Exercise requirements:
Could you please output all of the records exactly?

Material provided:
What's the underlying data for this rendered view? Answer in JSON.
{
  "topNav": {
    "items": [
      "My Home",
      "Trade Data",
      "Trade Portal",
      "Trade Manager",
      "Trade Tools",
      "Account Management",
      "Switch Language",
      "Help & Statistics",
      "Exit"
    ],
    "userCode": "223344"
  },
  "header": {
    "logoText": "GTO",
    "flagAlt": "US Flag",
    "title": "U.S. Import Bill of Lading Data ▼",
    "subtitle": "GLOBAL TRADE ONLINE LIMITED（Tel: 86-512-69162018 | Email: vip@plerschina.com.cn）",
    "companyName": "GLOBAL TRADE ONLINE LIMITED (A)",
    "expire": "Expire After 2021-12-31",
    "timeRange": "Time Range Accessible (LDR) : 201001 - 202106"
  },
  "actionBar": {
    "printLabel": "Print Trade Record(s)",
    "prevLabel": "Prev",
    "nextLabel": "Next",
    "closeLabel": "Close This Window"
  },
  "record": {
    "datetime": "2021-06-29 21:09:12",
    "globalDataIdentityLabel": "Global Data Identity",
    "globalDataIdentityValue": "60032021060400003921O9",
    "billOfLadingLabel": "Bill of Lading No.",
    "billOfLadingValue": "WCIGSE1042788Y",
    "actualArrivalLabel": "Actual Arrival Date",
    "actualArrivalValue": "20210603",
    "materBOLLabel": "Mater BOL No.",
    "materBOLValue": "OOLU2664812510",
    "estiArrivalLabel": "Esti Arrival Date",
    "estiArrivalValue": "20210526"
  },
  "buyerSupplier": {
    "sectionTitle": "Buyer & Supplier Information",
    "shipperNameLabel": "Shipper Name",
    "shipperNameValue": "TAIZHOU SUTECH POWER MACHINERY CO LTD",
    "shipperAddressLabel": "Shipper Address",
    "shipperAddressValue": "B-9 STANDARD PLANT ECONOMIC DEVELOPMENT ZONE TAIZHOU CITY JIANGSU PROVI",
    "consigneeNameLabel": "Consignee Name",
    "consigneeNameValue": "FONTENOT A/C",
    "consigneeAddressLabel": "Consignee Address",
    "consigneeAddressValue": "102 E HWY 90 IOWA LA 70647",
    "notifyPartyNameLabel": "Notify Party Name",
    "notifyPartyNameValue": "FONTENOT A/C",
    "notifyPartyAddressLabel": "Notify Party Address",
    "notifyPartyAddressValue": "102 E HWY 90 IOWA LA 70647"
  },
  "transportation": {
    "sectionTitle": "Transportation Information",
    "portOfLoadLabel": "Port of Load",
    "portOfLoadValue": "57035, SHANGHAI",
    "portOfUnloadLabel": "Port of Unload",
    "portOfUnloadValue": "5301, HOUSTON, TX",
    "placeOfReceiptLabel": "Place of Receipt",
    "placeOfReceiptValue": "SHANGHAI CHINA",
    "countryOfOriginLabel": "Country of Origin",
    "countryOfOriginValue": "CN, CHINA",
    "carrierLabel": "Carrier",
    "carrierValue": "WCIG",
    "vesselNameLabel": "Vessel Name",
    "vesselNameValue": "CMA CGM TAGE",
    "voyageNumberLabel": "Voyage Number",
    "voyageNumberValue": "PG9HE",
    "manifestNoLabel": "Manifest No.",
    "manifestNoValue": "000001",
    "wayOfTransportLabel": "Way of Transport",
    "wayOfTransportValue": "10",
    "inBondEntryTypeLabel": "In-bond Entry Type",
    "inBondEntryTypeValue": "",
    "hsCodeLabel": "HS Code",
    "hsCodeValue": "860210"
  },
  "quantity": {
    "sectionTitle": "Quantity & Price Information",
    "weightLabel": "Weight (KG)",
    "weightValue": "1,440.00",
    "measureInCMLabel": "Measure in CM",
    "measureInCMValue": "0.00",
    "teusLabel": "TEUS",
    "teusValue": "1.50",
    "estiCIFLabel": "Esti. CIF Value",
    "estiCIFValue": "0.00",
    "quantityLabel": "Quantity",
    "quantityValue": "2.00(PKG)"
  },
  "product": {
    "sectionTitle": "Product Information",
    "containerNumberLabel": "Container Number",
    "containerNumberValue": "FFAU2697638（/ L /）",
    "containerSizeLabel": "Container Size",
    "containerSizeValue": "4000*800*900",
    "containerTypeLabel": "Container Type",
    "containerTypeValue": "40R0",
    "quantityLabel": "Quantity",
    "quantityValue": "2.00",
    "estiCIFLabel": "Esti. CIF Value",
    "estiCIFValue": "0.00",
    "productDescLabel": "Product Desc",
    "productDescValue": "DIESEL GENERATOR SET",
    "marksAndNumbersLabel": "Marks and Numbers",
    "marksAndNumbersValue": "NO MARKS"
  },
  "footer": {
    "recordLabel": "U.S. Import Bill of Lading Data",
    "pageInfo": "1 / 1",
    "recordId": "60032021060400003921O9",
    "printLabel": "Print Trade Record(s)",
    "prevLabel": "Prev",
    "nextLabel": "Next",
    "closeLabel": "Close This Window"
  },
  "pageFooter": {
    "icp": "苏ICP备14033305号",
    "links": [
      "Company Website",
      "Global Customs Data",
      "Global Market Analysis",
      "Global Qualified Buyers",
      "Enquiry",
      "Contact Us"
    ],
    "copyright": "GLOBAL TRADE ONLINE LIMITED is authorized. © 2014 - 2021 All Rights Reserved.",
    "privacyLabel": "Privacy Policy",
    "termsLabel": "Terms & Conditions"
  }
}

Answer area:
What's the underlying data for this rendered view? Answer in JSON.
{
  "topNav": {
    "items": [
      "My Home",
      "Trade Data",
      "Trade Portal",
      "Trade Manager",
      "Trade Tools",
      "Account Management",
      "Switch Language",
      "Help & Statistics",
      "Exit"
    ],
    "userCode": "223344"
  },
  "header": {
    "logoText": "GTO",
    "flagAlt": "US Flag",
    "title": "U.S. Import Bill of Lading Data ▼",
    "subtitle": "GLOBAL TRADE ONLINE LIMITED（Tel: 86-512-69162018 | Email: vip@plerschina.com.cn）",
    "companyName": "GLOBAL TRADE ONLINE LIMITED (A)",
    "expire": "Expire After 2021-12-31",
    "timeRange": "Time Range Accessible (LDR) : 201001 - 202106"
  },
  "actionBar": {
    "printLabel": "Print Trade Record(s)",
    "prevLabel": "Prev",
    "nextLabel": "Next",
    "closeLabel": "Close This Window"
  },
  "record": {
    "datetime": "2021-06-29 21:09:12",
    "globalDataIdentityLabel": "Global Data Identity",
    "globalDataIdentityValue": "60032021060400003921O9",
    "billOfLadingLabel": "Bill of Lading No.",
    "billOfLadingValue": "WCIGSE1042788Y",
    "actualArrivalLabel": "Actual Arrival Date",
    "actualArrivalValue": "20210603",
    "materBOLLabel": "Mater BOL No.",
    "materBOLValue": "OOLU2664812510",
    "estiArrivalLabel": "Esti Arrival Date",
    "estiArrivalValue": "20210526"
  },
  "buyerSupplier": {
    "sectionTitle": "Buyer & Supplier Information",
    "shipperNameLabel": "Shipper Name",
    "shipperNameValue": "TAIZHOU SUTECH POWER MACHINERY CO LTD",
    "shipperAddressLabel": "Shipper Address",
    "shipperAddressValue": "B-9 STANDARD PLANT ECONOMIC DEVELOPMENT ZONE TAIZHOU CITY JIANGSU PROVI",
    "consigneeNameLabel": "Consignee Name",
    "consigneeNameValue": "FONTENOT A/C",
    "consigneeAddressLabel": "Consignee Address",
    "consigneeAddressValue": "102 E HWY 90 IOWA LA 70647",
    "notifyPartyNameLabel": "Notify Party Name",
    "notifyPartyNameValue": "FONTENOT A/C",
    "notifyPartyAddressLabel": "Notify Party Address",
    "notifyPartyAddressValue": "102 E HWY 90 IOWA LA 70647"
  },
  "transportation": {
    "sectionTitle": "Transportation Information",
    "portOfLoadLabel": "Port of Load",
    "portOfLoadValue": "57035, SHANGHAI",
    "portOfUnloadLabel": "Port of Unload",
    "portOfUnloadValue": "5301, HOUSTON, TX",
    "placeOfReceiptLabel": "Place of Receipt",
    "placeOfReceiptValue": "SHANGHAI CHINA",
    "countryOfOriginLabel": "Country of Origin",
    "countryOfOriginValue": "CN, CHINA",
    "carrierLabel": "Carrier",
    "carrierValue": "WCIG",
    "vesselNameLabel": "Vessel Name",
    "vesselNameValue": "CMA CGM TAGE",
    "voyageNumberLabel": "Voyage Number",
    "voyageNumberValue": "PG9HE",
    "manifestNoLabel": "Manifest No.",
    "manifestNoValue": "000001",
    "wayOfTransportLabel": "Way of Transport",
    "wayOfTransportValue": "10",
    "inBondEntryTypeLabel": "In-bond Entry Type",
    "inBondEntryTypeValue": "",
    "hsCodeLabel": "HS Code",
    "hsCodeValue": "860210"
  },
  "quantity": {
    "sectionTitle": "Quantity & Price Information",
    "weightLabel": "Weight (KG)",
    "weightValue": "1,440.00",
    "measureInCMLabel": "Measure in CM",
    "measureInCMValue": "0.00",
    "teusLabel": "TEUS",
    "teusValue": "1.50",
    "estiCIFLabel": "Esti. CIF Value",
    "estiCIFValue": "0.00",
    "quantityLabel": "Quantity",
    "quantityValue": "2.00(PKG)"
  },
  "product": {
    "sectionTitle": "Product Information",
    "containerNumberLabel": "Container Number",
    "containerNumberValue": "FFAU2697638（/ L /）",
    "containerSizeLabel": "Container Size",
    "containerSizeValue": "4000*800*900",
    "containerTypeLabel": "Container Type",
    "containerTypeValue": "40R0",
    "quantityLabel": "Quantity",
    "quantityValue": "2.00",
    "estiCIFLabel": "Esti. CIF Value",
    "estiCIFValue": "0.00",
    "productDescLabel": "Product Desc",
    "productDescValue": "DIESEL GENERATOR SET",
    "marksAndNumbersLabel": "Marks and Numbers",
    "marksAndNumbersValue": "NO MARKS"
  },
  "footer": {
    "recordLabel": "U.S. Import Bill of Lading Data",
    "pageInfo": "1 / 1",
    "recordId": "60032021060400003921O9",
    "printLabel": "Print Trade Record(s)",
    "prevLabel": "Prev",
    "nextLabel": "Next",
    "closeLabel": "Close This Window"
  },
  "pageFooter": {
    "icp": "苏ICP备14033305号",
    "links": [
      "Company Website",
      "Global Customs Data",
      "Global Market Analysis",
      "Global Qualified Buyers",
      "Enquiry",
      "Contact Us"
    ],
    "copyright": "GLOBAL TRADE ONLINE LIMITED is authorized. © 2014 - 2021 All Rights Reserved.",
    "privacyLabel": "Privacy Policy",
    "termsLabel": "Terms & Conditions"
  }
}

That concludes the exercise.